The Major Prophets include Isaiah, Jeremiah, Lamentations, Ezekiel, and Daniel. These books were declared "major" because of the amount of text, and not because they were considered more important than the "minor" prophetic books. The Old Testament prophet tended to be revealed during times of crisis. God used the prophets to provide direction and wisdom during times of crisis. They were also used by God to remind the people of their covenantal promises.
The Minor Prophets include Hosea, Joel, Amos, Obadiah, Jonah, Micah, Nahum, Habakkuk, Zephaniah, Haggai, Zechariah, and Malachi.
The New Testament has 27 books, written between about 50 and 100 AD, and falling naturally into four sections:
The Gospels were written to present the life and teachings of our Lord Jesus Christ in ways that would be appropriate to different readerships, and for that reason are not all the same. They were not intended to be biographies of Jesus, but selective accounts that would demonstrate his significance for different cultures.
The first three are effectively different editions of the same materials, and for that reason are known as the 'synoptic gospels'.
The writer of Luke also wrote the Acts of the Apostles, which tells the story of how Christianity spread from being a small group of Jewish believers in the time of Jesus to becoming a worldwide faith in less than a generation.
Epistles (or letters) were written by various Christian leaders to provide guidance for the earliest church communities. They are divided into Pauline Epistles and General Epistles.
Letters were the natural way for itinerant church leaders to communicate with their converts, and the earliest ones were written before the Gospels. With some exceptions (Romans, Hebrews), they were not meant to be formal presentations of Christian belief, but offered advice to people who were working out how to express their commitment to Jesus in ways that would be relevant to the many different cultural contexts in which they found themselves throughout the Roman empire.
Reading them can be like listening to one half of a conversation, as the writers give answers to questions sent to them either verbally or in writing. Paul was the most prolific writer of such letters, though he was not the only one.
The New Testament concludes with the book of Revelation, which begins with a series of letters to seven churches, but then offers a visionary presentation of the meaning of all things, from creation to the end of the world.

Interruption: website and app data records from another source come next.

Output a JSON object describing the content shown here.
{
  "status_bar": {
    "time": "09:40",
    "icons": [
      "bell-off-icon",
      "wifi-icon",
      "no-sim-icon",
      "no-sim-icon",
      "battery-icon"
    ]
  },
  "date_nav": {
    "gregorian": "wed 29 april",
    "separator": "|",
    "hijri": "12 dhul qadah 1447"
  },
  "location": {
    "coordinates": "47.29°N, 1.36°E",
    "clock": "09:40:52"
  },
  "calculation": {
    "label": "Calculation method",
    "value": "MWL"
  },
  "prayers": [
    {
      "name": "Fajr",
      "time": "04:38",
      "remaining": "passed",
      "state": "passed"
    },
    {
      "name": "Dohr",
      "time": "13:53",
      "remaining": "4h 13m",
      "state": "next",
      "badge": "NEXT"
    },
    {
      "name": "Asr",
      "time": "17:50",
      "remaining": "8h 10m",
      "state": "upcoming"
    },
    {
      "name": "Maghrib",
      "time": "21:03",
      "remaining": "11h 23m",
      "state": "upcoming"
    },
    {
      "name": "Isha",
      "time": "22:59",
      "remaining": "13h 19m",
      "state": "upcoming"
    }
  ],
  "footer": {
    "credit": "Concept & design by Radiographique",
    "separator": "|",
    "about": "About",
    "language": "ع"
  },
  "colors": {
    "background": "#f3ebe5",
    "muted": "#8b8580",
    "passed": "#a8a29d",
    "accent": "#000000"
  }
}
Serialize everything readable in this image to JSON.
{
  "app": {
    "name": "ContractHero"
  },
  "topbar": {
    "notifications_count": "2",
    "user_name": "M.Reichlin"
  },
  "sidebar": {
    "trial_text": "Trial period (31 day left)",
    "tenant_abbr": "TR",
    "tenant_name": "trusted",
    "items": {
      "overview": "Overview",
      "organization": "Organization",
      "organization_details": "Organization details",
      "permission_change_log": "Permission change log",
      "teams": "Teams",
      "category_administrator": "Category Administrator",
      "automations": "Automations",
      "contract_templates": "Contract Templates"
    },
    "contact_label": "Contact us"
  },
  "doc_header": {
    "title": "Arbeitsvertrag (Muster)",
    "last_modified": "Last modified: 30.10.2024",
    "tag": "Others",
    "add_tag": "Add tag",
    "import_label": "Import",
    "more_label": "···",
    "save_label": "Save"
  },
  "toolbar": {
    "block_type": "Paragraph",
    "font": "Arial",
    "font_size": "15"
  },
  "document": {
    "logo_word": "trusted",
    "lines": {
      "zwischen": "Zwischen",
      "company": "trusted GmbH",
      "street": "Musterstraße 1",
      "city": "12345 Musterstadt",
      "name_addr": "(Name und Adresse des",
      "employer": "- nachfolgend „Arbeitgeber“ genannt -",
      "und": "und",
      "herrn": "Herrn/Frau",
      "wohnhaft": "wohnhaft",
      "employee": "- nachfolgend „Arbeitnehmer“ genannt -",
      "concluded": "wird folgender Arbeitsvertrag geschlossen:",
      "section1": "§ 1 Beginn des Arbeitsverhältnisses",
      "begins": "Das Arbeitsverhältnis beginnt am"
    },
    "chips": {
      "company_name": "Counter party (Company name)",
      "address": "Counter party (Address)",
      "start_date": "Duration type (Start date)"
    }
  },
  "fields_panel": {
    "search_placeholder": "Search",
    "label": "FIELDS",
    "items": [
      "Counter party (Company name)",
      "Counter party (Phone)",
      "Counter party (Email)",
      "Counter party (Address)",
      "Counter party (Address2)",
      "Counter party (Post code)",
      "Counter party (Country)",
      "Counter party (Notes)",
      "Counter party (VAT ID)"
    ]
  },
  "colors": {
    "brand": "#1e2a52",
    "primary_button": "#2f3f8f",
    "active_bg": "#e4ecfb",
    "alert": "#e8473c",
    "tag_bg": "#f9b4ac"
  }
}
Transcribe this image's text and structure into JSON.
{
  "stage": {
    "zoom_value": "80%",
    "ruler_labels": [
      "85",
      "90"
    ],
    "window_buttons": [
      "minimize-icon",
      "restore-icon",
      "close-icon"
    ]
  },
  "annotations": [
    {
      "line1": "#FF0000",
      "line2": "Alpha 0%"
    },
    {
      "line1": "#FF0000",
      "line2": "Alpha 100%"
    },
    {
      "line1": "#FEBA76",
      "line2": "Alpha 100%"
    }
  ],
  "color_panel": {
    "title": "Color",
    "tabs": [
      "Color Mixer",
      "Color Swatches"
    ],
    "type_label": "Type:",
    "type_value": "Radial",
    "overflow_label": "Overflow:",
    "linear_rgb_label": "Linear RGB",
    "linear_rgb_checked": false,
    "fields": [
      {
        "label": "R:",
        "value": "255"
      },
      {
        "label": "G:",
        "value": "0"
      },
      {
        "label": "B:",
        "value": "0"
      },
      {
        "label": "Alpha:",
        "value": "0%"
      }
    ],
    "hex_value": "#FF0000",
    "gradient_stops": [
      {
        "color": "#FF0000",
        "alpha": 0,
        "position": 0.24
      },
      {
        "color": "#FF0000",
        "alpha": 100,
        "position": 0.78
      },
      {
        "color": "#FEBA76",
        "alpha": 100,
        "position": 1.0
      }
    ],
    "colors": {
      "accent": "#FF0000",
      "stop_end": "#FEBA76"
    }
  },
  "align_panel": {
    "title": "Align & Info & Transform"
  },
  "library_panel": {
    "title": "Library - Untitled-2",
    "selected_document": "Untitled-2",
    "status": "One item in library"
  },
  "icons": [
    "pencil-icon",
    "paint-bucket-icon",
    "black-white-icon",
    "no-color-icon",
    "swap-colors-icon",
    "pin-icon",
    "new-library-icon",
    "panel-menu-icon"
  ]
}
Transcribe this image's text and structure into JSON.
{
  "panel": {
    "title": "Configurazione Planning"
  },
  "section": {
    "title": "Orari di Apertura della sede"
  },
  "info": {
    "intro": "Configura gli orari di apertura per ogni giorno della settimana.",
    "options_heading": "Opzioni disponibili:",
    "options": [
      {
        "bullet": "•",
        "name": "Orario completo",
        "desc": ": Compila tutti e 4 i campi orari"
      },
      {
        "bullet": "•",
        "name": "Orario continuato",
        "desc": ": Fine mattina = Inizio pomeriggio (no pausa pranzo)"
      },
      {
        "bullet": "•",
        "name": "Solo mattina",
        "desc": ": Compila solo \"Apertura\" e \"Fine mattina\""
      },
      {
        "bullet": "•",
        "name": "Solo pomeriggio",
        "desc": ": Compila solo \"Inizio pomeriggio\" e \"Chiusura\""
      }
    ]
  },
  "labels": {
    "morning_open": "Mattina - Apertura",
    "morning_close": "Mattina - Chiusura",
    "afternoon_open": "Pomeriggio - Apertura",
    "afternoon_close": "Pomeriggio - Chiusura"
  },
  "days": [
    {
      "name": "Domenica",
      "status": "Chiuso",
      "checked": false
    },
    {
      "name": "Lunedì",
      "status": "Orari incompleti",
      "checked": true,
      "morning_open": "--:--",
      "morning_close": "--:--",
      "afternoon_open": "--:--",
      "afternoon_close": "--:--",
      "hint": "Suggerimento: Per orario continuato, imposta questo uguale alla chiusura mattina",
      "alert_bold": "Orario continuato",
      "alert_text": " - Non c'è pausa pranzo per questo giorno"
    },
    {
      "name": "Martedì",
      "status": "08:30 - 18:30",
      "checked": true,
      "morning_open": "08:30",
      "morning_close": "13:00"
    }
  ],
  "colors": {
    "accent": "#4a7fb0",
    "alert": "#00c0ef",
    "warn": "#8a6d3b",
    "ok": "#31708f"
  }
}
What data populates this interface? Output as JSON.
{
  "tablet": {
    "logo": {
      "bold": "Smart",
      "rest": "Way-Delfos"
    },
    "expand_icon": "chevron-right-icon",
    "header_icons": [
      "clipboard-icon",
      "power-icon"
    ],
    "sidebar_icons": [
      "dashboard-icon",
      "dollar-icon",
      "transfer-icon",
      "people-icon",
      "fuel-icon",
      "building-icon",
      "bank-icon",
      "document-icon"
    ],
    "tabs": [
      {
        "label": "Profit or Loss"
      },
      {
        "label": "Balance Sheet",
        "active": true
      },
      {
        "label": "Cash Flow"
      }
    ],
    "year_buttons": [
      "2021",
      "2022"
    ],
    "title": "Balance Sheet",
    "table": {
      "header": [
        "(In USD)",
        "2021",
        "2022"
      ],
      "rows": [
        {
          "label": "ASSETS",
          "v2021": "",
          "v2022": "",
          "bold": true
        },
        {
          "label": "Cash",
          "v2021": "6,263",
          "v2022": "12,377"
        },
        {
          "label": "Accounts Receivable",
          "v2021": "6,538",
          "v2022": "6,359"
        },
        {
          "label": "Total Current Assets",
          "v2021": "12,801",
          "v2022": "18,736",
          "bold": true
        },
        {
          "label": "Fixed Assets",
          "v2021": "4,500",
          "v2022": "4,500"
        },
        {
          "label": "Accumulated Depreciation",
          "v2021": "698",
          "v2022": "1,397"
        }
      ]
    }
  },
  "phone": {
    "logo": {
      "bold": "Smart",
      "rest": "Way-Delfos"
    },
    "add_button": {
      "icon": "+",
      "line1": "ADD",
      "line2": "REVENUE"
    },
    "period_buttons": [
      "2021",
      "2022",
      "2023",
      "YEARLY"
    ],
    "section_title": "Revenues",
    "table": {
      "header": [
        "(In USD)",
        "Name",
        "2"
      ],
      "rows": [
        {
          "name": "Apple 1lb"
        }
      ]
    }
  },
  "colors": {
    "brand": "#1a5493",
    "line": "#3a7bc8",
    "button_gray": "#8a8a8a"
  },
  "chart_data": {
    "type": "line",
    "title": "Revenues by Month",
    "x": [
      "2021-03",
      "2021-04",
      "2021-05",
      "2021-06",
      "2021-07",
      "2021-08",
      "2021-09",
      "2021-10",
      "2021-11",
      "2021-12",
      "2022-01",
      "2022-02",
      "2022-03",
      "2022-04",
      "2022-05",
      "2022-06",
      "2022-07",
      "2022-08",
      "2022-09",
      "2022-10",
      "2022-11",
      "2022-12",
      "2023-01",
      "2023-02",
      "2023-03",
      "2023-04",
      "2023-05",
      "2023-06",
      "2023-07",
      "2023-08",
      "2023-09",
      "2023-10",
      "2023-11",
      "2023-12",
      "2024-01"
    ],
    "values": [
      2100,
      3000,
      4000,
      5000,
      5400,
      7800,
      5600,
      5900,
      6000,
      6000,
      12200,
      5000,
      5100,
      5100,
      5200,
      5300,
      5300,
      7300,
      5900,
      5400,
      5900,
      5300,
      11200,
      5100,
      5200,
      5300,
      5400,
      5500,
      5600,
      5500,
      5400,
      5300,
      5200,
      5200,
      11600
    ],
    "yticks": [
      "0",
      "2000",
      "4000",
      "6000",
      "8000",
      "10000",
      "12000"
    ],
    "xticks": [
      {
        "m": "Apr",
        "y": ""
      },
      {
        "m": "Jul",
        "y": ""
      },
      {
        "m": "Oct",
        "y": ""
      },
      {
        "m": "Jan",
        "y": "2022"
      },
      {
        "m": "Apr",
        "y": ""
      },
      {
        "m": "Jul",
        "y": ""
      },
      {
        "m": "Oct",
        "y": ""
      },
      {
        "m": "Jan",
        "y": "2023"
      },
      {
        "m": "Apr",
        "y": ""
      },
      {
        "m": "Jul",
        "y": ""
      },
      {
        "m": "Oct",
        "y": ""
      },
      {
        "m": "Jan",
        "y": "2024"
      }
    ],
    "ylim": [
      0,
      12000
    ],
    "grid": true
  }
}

Now is the time to read and study the complete Bible, both the Old and New Testaments, that God has given us out of His great love for us. As Paul told Timothy, the Holy Scriptures “All scripture is given by inspiration of God, and is profitable for doctrine, for reproof, for correction, for instruction in righteousness. That the man of God may be perfect, throughly furnished unto all good works.” (2nd Timothy 3:16-17).